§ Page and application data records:
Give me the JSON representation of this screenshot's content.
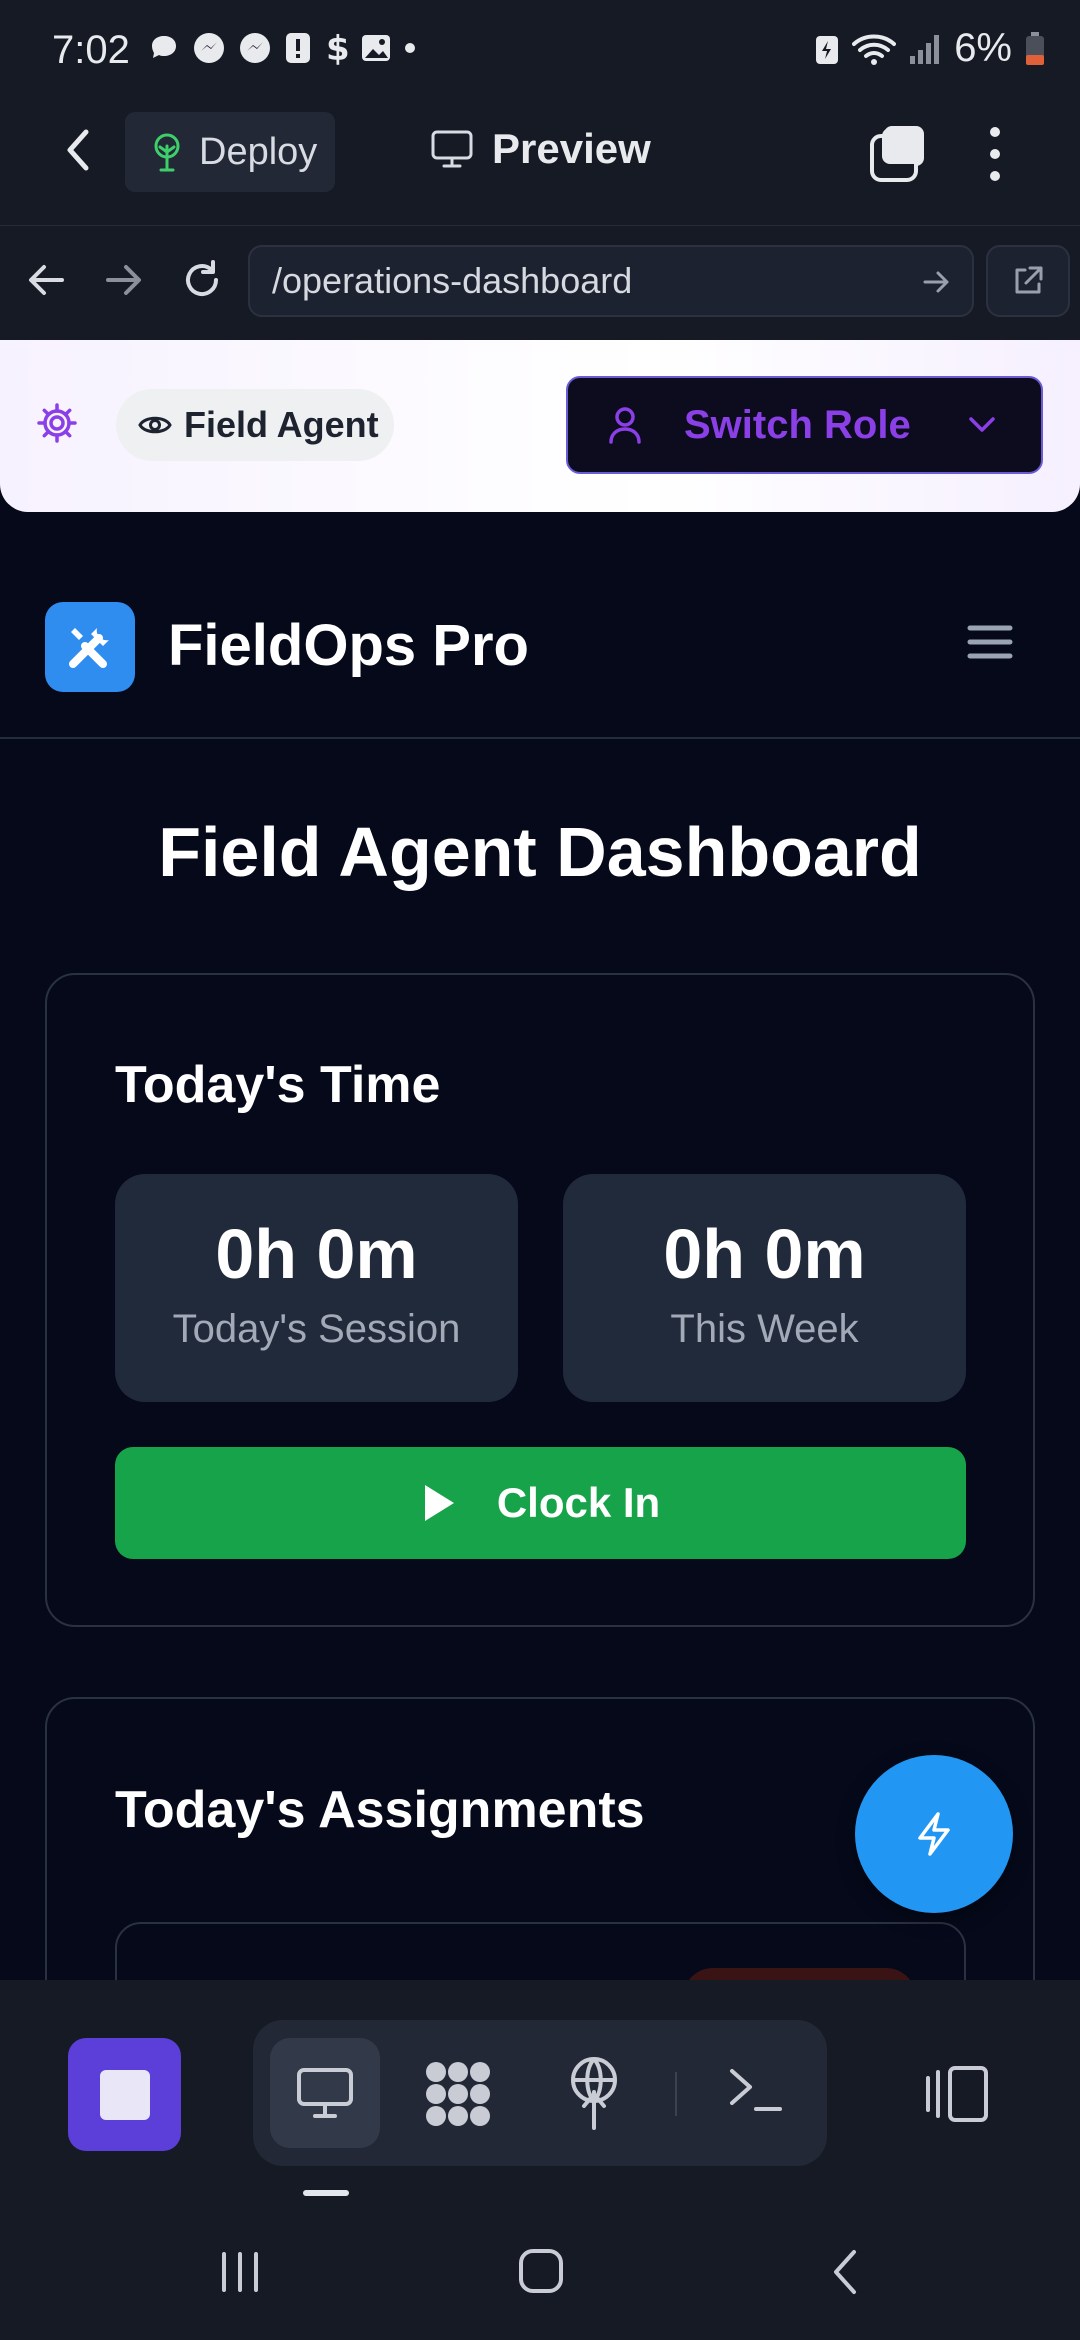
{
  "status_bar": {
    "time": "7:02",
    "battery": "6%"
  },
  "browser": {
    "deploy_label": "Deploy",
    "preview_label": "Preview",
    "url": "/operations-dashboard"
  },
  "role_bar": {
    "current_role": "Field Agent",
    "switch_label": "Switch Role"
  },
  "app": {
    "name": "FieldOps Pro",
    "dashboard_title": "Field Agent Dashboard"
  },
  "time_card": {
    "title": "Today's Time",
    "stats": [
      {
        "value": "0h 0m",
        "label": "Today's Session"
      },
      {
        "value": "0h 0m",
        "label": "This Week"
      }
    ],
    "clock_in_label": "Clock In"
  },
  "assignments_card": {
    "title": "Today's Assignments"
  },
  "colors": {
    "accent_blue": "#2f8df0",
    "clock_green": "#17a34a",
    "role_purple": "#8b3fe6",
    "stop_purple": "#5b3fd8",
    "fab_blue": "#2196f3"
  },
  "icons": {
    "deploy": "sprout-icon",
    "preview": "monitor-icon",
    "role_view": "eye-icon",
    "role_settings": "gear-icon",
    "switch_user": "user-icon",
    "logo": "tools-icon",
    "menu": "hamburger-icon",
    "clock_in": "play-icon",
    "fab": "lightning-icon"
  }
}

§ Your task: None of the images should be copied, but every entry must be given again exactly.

§ Response box:
Give me the JSON representation of this screenshot's content.
{
  "status_bar": {
    "time": "7:02",
    "battery": "6%"
  },
  "browser": {
    "deploy_label": "Deploy",
    "preview_label": "Preview",
    "url": "/operations-dashboard"
  },
  "role_bar": {
    "current_role": "Field Agent",
    "switch_label": "Switch Role"
  },
  "app": {
    "name": "FieldOps Pro",
    "dashboard_title": "Field Agent Dashboard"
  },
  "time_card": {
    "title": "Today's Time",
    "stats": [
      {
        "value": "0h 0m",
        "label": "Today's Session"
      },
      {
        "value": "0h 0m",
        "label": "This Week"
      }
    ],
    "clock_in_label": "Clock In"
  },
  "assignments_card": {
    "title": "Today's Assignments"
  },
  "colors": {
    "accent_blue": "#2f8df0",
    "clock_green": "#17a34a",
    "role_purple": "#8b3fe6",
    "stop_purple": "#5b3fd8",
    "fab_blue": "#2196f3"
  },
  "icons": {
    "deploy": "sprout-icon",
    "preview": "monitor-icon",
    "role_view": "eye-icon",
    "role_settings": "gear-icon",
    "switch_user": "user-icon",
    "logo": "tools-icon",
    "menu": "hamburger-icon",
    "clock_in": "play-icon",
    "fab": "lightning-icon"
  }
}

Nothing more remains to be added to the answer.